## What is required
Scan the material below and copy every line holding the word "コントロール".

## Materials provided
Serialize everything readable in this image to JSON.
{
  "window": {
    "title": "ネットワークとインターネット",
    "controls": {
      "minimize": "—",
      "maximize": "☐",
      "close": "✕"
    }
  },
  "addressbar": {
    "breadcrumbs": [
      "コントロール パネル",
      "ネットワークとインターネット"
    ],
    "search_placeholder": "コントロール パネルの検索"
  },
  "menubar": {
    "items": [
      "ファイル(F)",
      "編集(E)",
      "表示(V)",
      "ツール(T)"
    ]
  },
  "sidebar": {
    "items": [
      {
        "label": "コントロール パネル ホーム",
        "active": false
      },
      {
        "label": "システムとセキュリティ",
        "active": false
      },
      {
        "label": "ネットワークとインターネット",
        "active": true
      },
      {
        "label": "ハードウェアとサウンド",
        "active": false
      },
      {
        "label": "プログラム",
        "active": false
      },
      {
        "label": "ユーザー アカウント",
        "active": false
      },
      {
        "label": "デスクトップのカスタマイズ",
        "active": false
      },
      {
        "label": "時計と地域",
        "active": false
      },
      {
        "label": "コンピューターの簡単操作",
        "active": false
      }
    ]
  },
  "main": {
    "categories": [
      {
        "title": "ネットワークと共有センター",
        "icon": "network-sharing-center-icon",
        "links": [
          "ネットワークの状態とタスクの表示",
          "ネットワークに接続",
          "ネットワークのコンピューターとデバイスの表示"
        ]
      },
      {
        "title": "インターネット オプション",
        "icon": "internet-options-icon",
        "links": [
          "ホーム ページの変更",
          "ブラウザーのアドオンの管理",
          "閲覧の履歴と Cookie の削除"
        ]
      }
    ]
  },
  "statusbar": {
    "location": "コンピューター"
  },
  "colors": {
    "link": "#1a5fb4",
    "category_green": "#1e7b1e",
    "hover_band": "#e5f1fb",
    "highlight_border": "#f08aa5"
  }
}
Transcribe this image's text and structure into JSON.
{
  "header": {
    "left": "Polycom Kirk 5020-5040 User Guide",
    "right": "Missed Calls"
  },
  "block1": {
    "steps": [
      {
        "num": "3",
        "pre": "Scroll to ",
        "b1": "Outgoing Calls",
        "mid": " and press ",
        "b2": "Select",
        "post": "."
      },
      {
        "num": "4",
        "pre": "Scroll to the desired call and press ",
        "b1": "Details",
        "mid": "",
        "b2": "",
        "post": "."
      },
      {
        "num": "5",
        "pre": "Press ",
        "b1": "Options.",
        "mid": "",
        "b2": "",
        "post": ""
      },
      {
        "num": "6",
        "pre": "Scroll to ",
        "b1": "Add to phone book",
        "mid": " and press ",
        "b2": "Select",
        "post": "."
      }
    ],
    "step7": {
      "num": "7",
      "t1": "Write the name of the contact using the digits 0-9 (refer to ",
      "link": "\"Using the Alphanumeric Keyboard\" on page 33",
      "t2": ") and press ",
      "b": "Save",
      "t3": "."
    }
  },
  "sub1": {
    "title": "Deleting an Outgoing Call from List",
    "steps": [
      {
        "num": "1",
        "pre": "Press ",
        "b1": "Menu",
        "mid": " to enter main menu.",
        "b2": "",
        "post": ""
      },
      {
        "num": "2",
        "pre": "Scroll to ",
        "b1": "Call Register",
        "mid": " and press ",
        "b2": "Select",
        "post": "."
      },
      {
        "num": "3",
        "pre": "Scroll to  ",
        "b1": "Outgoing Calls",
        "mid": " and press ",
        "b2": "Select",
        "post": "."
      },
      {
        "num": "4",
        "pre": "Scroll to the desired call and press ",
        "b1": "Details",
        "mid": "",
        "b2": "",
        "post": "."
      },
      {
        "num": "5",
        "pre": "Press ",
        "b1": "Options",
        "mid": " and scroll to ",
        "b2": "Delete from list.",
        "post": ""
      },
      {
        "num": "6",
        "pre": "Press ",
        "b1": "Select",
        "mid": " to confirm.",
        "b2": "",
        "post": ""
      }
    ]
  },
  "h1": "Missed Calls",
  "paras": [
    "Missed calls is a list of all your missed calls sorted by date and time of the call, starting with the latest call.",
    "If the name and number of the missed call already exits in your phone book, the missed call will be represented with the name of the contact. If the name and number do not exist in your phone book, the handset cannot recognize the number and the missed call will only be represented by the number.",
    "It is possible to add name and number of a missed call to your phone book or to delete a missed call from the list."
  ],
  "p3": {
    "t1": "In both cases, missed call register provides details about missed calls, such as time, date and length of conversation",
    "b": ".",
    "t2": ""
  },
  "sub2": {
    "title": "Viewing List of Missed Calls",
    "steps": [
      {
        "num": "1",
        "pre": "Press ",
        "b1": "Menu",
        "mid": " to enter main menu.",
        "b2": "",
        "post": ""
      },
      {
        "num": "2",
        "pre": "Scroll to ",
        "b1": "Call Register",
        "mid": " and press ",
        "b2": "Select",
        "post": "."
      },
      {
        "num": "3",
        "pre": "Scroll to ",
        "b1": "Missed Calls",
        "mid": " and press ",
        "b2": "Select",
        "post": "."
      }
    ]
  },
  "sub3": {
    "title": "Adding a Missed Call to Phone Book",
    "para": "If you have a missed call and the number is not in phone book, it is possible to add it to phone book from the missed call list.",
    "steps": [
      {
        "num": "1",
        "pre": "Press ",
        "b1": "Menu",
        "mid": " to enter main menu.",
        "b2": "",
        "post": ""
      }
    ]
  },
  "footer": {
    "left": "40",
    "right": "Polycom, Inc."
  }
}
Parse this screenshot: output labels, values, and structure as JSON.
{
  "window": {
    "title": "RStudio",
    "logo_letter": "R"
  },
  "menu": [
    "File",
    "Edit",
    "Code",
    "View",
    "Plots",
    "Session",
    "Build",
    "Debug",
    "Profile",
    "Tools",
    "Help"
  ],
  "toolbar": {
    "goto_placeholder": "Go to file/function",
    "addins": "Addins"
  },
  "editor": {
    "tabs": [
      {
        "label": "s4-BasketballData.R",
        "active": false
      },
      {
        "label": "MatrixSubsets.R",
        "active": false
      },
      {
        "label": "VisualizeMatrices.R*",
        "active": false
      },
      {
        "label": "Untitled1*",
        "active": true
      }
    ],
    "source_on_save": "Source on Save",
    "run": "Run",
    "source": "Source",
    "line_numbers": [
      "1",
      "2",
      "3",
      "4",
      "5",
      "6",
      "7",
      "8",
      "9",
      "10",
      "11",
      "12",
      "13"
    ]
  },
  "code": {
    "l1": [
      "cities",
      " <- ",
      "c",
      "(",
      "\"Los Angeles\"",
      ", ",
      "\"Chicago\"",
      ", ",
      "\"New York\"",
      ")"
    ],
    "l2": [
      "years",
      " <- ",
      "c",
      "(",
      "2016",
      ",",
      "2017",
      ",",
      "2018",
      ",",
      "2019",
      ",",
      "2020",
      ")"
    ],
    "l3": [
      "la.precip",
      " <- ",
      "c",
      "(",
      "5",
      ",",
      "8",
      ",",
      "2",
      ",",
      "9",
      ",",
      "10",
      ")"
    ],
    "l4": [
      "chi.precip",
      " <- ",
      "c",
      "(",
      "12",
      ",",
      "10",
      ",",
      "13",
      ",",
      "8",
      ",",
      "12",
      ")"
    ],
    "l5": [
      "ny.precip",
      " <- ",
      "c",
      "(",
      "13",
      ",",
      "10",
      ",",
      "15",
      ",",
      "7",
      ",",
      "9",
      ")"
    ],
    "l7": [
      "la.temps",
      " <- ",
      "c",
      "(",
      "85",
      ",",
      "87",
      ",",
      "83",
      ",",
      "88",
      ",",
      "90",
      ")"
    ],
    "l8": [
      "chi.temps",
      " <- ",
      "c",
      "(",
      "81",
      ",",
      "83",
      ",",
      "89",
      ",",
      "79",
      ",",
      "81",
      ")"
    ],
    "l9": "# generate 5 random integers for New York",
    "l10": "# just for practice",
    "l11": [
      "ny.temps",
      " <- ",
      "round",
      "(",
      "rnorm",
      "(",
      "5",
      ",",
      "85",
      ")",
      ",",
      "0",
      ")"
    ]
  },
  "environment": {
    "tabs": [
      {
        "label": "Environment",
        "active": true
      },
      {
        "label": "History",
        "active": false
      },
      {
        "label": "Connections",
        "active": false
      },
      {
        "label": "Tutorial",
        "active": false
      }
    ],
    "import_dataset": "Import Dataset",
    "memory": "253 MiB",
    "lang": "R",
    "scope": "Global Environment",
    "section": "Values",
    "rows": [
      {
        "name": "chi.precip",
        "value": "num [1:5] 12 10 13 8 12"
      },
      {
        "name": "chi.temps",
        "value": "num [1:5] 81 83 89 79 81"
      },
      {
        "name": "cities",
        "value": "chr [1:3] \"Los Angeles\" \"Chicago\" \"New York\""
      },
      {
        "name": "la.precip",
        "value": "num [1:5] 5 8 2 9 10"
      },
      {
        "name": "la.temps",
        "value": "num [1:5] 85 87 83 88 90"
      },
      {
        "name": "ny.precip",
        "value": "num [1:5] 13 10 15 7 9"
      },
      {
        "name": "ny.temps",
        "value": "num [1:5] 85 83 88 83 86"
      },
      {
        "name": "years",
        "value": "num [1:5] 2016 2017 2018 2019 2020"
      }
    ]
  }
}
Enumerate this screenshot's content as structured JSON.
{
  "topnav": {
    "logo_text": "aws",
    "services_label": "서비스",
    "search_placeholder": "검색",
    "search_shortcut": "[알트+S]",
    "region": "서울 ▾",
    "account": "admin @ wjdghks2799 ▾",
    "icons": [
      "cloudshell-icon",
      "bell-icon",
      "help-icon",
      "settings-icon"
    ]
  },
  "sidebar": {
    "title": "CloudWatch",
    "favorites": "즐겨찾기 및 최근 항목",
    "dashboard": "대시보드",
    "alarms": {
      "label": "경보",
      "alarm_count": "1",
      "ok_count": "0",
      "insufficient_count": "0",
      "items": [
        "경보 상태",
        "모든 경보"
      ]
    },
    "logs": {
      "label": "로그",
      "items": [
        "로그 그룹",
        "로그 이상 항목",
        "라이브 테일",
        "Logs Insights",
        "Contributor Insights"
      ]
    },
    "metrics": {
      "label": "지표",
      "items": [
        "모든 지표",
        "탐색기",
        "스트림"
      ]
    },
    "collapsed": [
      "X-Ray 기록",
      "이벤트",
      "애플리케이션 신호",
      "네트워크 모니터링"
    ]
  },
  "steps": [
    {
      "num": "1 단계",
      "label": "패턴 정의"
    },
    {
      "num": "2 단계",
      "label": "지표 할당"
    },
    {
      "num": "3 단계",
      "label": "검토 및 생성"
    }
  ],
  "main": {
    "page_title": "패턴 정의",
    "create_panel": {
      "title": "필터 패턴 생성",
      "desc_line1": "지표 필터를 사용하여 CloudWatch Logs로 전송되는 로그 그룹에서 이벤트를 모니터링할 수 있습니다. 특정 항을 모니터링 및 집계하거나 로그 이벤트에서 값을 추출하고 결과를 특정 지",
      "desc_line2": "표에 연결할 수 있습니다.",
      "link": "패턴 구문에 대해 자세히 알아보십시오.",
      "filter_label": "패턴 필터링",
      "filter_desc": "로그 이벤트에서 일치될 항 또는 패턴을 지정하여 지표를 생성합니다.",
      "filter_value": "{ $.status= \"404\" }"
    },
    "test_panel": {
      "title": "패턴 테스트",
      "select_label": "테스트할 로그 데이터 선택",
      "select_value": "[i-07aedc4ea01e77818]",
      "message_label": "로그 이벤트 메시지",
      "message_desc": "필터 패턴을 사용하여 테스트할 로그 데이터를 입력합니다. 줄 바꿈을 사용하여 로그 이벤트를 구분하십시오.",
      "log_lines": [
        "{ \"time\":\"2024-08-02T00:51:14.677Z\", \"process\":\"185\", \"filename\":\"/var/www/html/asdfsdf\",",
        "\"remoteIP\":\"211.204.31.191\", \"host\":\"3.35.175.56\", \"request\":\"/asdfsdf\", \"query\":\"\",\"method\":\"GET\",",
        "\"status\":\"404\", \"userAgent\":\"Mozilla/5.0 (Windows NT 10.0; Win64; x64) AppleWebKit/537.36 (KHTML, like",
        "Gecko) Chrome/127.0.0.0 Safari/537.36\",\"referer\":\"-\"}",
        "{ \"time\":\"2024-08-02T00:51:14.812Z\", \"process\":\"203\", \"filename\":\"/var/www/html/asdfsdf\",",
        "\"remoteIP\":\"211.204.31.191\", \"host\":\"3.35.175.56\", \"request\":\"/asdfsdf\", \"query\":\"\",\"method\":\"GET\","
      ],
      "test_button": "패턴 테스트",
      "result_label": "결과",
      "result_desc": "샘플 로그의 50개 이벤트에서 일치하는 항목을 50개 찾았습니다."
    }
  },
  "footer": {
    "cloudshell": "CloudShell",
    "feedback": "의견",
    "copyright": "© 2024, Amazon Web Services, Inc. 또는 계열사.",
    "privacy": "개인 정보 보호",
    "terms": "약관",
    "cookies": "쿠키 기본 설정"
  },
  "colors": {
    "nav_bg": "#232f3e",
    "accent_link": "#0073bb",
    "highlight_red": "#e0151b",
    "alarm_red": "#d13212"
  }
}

## Response to this exercise
      "コントロール パネル",
    "search_placeholder": "コントロール パネルの検索"
        "label": "コントロール パネル ホーム",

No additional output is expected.